But experts said looking at just the statewide and county-wide data tells only part of the story. Look at the survey’s demographic picture of the city of Bridgeport, and you’ll see a much different side of what it means to live in the Constitution State. For instance, the median household income in Bridgeport was about $41,210 — roughly half of that in Fairfield County. Only about 15 percent of city residents had a bachelor’s degree or higher; only about 73 percent of those aged 25 or older were high school graduates.
The city also had a much higher poverty rate than the state as a whole. Though the percent of Connecticut residents in poverty increased from 7.9 percent in 2000 to 8.5 percent in this most recent survey, it’s still much lower than in Bridgeport, where 20.3 percent of residents live in poverty.

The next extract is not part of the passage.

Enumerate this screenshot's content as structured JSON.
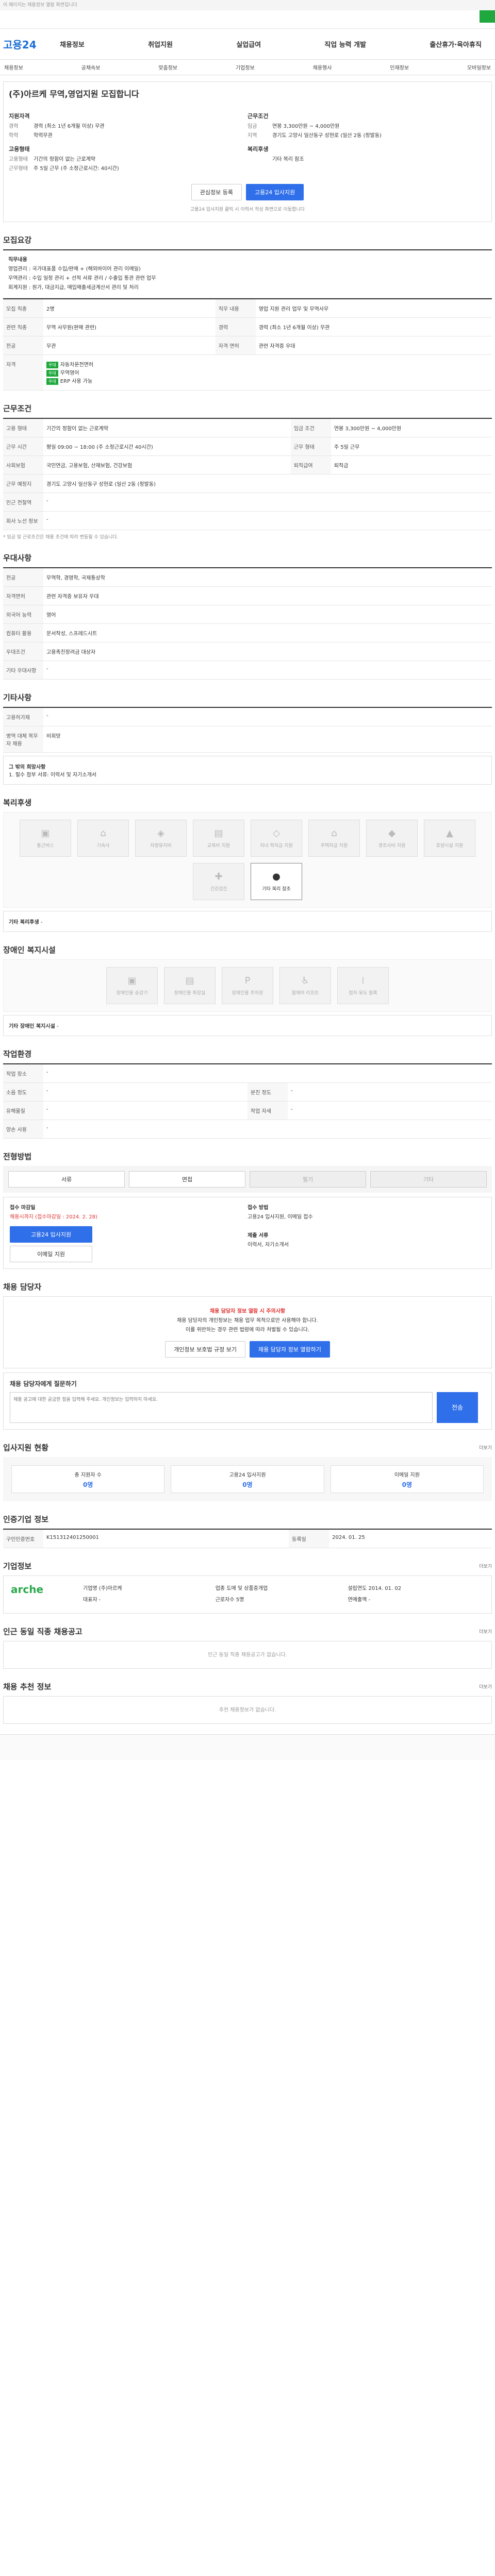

This duality is all too familiar to Barbara Edinberg, acting director of the Bridgeport Child Advocacy Coalition. Because Connecticut is one of the wealthiest states in the nation, Edinberg said, many people don’t realize that there are pockets of devastating poverty within the state.”When you look at the statistics for Bridgeport and look at the rest of Fairfield County, it’s so clear that there are two Connecticuts here,” she said. “We are living on the Gold Coast, but the gold hasn’t reached Bridgeport.”
Well my goodness, that just proves we’re all a bunch of greedy racists, doesn’t it? Of course, there’s this information missing from Miss Edinberg’s analysis:
In addition to being rich, white and professional, Fairfield County-ites were generally well-educated. The survey shows that 88 percent of people in the county aged 25 years over had at least graduated from high school, and 43 percent had a bachelor’s degree or higher. County residents were slightly better educated than the state at large. About 35 percent of Connecticut resident had a bachelor’s degree or higher.
That dichotomy is particularly obvious when you compare statewide statistics for poverty and median household income, Edinberg said, but there are other telling differences as well. For instance, only about 20 percent of Connecticut residents spoke a language other than English at home, compared with roughly 45 percent in Bridgeport. ”
The relative braininess of state and county residents didn’t come as a shock to Fairfield University sociology professor Kurt Schlicting. “It seems to me that whenever government and economic gurus speak about Connecticut they say (education) is our big economic advantage,” he said. There’s often a link between an educated populace and prosperity, Schlicting said. Thus it’s no coincidence that, in addition to having one of the highest average household incomes in the country, Connecticut has the fourth highest percentage of residents with a bachelor’s degree (34.8 percent) and the fourth highest percentage of people who have earned an advanced degree (15.1 percent).
So let’s see: if almost half a city’s residents don’t speak English, 85% have no college degree, and 27% are high school dropouts, could their poverty be attributed to anything but racism? Of course not, and you’re a racist for even raising the question.